The Grand Tetons are one of the most iconic Mountain Ranges in North America, but most folks only know the view from the eastern side of the range down aside Jackson Hole and Jackson Lake. This image above is a very unique view of the range from above Youngs Point in the Targhee National Forest. From this lofty position, a different perspective shows the many undulating ridges and peaks that make up the jagged mountains that populate the range.
Humans have occupied the area around these mountains for at least 11,000 years. They were drawn to the area by the incredible beauty of the mountains and a large abundance of plants and wildlife that were harvested for multiple First Nations tribes over millennia.

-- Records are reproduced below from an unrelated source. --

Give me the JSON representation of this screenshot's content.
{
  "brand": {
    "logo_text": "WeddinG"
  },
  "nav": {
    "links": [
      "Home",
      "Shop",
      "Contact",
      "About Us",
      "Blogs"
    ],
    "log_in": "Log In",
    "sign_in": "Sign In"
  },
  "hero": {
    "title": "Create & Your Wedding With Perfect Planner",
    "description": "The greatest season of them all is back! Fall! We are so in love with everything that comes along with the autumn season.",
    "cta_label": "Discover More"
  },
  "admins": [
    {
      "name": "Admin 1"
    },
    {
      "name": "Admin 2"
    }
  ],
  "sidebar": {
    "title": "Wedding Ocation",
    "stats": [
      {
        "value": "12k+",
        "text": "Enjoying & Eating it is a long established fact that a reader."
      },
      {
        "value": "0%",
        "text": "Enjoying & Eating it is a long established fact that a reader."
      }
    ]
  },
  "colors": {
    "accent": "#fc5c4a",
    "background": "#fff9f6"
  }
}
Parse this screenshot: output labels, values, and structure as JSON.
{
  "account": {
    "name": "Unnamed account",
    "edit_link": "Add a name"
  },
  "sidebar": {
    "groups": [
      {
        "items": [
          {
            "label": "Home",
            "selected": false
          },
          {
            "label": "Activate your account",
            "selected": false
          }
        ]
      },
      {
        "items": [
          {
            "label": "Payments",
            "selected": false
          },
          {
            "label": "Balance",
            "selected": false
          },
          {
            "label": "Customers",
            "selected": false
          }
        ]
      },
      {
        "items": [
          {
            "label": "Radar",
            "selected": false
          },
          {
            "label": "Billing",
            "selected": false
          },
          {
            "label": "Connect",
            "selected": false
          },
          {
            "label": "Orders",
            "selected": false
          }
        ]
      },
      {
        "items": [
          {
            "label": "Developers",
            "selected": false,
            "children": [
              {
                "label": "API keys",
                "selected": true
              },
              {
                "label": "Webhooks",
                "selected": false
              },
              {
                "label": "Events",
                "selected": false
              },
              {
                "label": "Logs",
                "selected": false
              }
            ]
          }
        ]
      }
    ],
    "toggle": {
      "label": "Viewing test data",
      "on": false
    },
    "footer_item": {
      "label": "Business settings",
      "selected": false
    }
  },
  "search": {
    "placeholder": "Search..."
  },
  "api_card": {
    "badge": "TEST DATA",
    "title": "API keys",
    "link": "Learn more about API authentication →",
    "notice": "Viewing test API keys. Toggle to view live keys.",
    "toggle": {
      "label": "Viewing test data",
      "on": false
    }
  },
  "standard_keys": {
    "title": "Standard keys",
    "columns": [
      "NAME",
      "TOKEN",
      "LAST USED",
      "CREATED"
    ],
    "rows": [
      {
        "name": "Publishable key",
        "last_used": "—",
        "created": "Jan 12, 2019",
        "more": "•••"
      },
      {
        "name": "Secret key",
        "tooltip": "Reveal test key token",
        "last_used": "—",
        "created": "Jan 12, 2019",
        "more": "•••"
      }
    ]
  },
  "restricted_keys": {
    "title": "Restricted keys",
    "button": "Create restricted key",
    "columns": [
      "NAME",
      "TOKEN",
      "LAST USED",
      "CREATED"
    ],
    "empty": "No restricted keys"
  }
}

The archeological findings show that nomadic Paleo-Indians began frequenting Jackson Hole Valley after the last Ice Age glaciers began retreating at the end of the Pleistocene era. These findings are based on the many fire pits, stone tools and tipi rings found in numerous sites. These were seasonal hunting and gathering grounds where descendants of those First Nations peoples still harvest bulbs and berries, fish the mountainous lakes and streams, and hunt many types of wildlife.